### Task objective:
Wherever "title" turns up in the entries, copy out the line that holds it.

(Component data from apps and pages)
=== Section Start ===

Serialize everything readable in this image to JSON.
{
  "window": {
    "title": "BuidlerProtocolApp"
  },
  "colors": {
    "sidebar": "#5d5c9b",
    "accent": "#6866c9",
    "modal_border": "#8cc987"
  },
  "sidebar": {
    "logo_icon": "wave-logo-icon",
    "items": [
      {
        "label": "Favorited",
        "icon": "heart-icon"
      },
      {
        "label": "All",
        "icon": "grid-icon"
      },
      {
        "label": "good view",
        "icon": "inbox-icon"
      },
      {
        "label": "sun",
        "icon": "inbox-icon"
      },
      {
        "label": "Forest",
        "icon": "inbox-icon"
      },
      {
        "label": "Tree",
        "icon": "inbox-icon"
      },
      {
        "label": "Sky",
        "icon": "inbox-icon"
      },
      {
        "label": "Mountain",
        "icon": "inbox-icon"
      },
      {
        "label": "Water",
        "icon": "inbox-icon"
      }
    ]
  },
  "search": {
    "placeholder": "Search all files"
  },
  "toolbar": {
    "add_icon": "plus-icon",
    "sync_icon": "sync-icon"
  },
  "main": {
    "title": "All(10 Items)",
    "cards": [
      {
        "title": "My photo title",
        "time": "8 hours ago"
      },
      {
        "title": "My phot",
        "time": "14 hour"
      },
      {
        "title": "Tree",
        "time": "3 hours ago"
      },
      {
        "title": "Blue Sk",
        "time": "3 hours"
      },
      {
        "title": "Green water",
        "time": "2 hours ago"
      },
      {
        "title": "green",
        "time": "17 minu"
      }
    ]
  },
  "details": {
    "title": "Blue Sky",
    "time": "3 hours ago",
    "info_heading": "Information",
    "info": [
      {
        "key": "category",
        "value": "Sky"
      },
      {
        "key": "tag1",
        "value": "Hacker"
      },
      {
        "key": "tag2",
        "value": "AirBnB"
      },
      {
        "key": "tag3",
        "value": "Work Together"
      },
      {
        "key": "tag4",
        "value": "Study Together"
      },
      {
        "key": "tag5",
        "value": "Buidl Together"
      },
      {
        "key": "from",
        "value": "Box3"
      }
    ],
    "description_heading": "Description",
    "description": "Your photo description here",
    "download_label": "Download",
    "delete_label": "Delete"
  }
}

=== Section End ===

### Result for this task:
    "title": "BuidlerProtocolApp"
    "title": "All(10 Items)",
        "title": "My photo title",
        "title": "My phot",
        "title": "Tree",
        "title": "Blue Sk",
        "title": "Green water",
        "title": "green",
    "title": "Blue Sky",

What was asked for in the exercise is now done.